DENVER - For David Findley, a delayed delivery does much more than put a damper on his Christmas. It affects his business.
Findley and his wife make and sell jewelry. One customer purchased a handmade necklace from the couple online and needed it shipped quickly for a special occasion the week of Christmas.
Findley says he paid about $90 to have it delivered overnight.
"It didn't get there on time. Lady was upset, and it kind of hurts our business," Findley said.
Findley is one of thousands who were depending on UPS to ship their holiday packages, but UPS received more deliveries than it could handle. As a result, many items - even with guaranteed delivery dates - didn't reach their destinations on time.
UPS apologized, stating that one factor was the gap between Thanksgiving and Christmas was shorter this year.
Findley believes it's an innocent mistake.
"I understand that those people work really really hard for what they do," Findley said.
The delays also impacted companies. Amazon sent notices to customers saying there was a, "failure in the UPS transportation network."
UPS did not say how many people were affected but say it's only a fraction of their customers.
Meanwhile, customers like Findley are dealing with the consequences.
"Now we kind of have to give that money back to them because they didn't get what they wanted," Findley said.
UPS did consider doing deliveries Christmas Day but ultimately decided not to ask their drivers to come in and work on the holiday.
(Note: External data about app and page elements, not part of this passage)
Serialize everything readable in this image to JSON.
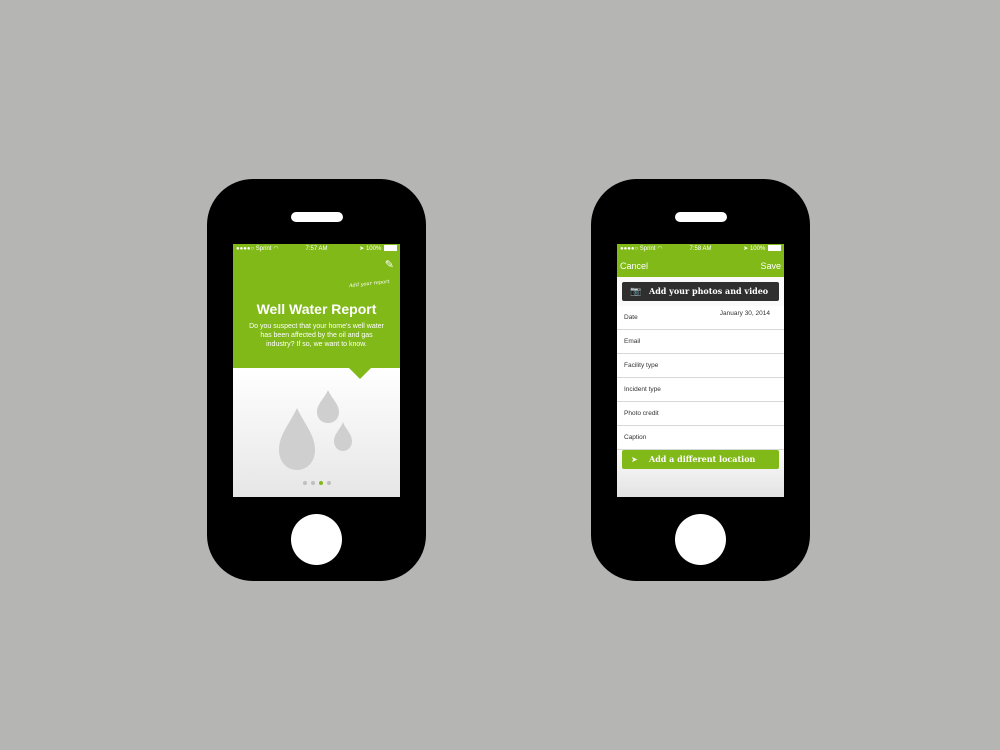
{
  "colors": {
    "background": "#b5b5b3",
    "phone_body": "#000000",
    "accent": "#80b918",
    "dark_button": "#2f2f2f"
  },
  "left_phone": {
    "status": {
      "signal": "●●●●○",
      "carrier": "Sprint",
      "wifi": "wifi-icon",
      "time": "7:57 AM",
      "battery": "100%"
    },
    "add_report_label": "Add your report",
    "title": "Well Water Report",
    "description": "Do you suspect that your home's well water has been affected by the oil and gas industry? If so, we want to know.",
    "page_indicator": {
      "total": 4,
      "active_index": 2
    }
  },
  "right_phone": {
    "status": {
      "signal": "●●●●○",
      "carrier": "Sprint",
      "wifi": "wifi-icon",
      "time": "7:58 AM",
      "battery": "100%"
    },
    "nav": {
      "cancel": "Cancel",
      "save": "Save"
    },
    "media_button": "Add your photos and video",
    "fields": [
      {
        "label": "Date",
        "value": "January 30, 2014"
      },
      {
        "label": "Email",
        "value": ""
      },
      {
        "label": "Facility type",
        "value": ""
      },
      {
        "label": "Incident type",
        "value": ""
      },
      {
        "label": "Photo credit",
        "value": ""
      },
      {
        "label": "Caption",
        "value": ""
      }
    ],
    "location_button": "Add a different location"
  }
}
Workers will begin sorting packages Christmas night to resume delivery first thing Thursday morning.
Amazon is offering to refund shipping charges and give out $20 gift cards.
(KUSA-TV © 2013 Multimedia Holdings Corporation)